=== TRY IT ===
Every line that contains the word "icon" should be copied from the records below.

(Web page and app entries)
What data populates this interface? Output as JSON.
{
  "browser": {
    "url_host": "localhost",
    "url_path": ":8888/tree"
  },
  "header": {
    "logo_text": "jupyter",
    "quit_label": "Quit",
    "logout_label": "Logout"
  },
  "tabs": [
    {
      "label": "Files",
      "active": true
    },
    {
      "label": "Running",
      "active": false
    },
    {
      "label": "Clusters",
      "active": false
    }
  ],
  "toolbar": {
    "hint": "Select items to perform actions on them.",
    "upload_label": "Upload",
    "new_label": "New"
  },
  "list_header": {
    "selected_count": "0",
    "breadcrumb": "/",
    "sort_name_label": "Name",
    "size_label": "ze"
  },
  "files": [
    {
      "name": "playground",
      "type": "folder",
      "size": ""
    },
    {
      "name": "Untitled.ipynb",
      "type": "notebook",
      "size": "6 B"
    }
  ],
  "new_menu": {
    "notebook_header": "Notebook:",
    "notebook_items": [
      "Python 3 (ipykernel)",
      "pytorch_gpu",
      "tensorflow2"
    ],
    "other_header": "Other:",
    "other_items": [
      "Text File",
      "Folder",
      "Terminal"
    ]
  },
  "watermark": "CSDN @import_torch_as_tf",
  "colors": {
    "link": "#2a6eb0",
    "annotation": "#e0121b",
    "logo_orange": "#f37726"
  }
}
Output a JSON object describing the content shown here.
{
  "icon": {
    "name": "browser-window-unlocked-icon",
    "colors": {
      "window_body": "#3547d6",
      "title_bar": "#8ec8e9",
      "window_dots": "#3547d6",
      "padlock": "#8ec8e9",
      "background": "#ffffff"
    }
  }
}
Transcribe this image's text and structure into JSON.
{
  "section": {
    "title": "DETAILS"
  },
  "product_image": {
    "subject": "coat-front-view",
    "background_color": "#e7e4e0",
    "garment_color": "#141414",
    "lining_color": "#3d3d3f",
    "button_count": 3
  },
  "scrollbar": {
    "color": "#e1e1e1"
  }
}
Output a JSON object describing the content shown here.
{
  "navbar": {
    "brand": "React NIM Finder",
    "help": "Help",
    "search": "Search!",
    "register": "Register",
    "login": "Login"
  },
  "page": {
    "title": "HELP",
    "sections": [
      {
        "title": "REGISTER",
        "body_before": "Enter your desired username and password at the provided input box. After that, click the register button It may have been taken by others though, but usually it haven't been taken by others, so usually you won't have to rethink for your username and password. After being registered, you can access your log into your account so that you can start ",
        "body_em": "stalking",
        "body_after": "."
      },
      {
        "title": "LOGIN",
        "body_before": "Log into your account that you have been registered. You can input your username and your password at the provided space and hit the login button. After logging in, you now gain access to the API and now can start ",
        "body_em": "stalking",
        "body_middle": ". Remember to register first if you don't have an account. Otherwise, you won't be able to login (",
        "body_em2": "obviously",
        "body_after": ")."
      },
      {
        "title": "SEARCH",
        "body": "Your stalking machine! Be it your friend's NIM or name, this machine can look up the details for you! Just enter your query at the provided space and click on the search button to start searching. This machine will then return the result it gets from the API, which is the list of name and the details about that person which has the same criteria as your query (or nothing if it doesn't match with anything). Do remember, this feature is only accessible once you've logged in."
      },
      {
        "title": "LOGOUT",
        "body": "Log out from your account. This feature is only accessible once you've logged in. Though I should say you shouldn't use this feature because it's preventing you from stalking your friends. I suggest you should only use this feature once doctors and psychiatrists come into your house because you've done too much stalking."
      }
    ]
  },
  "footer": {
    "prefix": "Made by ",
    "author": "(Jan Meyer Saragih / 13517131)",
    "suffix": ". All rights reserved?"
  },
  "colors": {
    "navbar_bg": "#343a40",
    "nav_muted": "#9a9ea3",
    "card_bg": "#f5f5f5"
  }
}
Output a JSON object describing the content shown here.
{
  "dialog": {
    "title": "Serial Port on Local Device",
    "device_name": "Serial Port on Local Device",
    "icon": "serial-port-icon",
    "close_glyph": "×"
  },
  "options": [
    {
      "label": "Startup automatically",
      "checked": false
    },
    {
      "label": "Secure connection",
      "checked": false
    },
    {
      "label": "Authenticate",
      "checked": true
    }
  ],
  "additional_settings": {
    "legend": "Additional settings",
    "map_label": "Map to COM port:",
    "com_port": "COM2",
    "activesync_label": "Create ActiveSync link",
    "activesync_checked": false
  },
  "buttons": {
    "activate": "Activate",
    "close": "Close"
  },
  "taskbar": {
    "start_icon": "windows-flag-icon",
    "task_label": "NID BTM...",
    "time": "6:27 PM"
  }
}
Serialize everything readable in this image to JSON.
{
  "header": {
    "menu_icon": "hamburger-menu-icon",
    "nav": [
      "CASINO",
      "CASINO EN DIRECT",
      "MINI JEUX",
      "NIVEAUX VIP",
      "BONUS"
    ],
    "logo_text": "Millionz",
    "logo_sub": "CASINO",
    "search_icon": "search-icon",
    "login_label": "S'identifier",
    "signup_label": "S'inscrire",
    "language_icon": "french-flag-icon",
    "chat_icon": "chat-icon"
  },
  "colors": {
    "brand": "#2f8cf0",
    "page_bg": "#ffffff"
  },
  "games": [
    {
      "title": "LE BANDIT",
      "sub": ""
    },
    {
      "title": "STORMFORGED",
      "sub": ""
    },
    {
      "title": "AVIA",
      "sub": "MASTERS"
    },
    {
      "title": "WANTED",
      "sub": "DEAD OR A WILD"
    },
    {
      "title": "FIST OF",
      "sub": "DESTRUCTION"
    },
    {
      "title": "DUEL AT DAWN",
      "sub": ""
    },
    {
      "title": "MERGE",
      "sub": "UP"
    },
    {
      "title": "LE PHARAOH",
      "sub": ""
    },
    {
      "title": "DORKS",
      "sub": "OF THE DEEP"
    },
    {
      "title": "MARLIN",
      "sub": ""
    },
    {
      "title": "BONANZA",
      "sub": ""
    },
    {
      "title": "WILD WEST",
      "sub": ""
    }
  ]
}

=== THE ANSWER ===
  "icon": {
    "name": "browser-window-unlocked-icon",
    "icon": "serial-port-icon",
    "start_icon": "windows-flag-icon",
    "menu_icon": "hamburger-menu-icon",
    "search_icon": "search-icon",
    "language_icon": "french-flag-icon",
    "chat_icon": "chat-icon"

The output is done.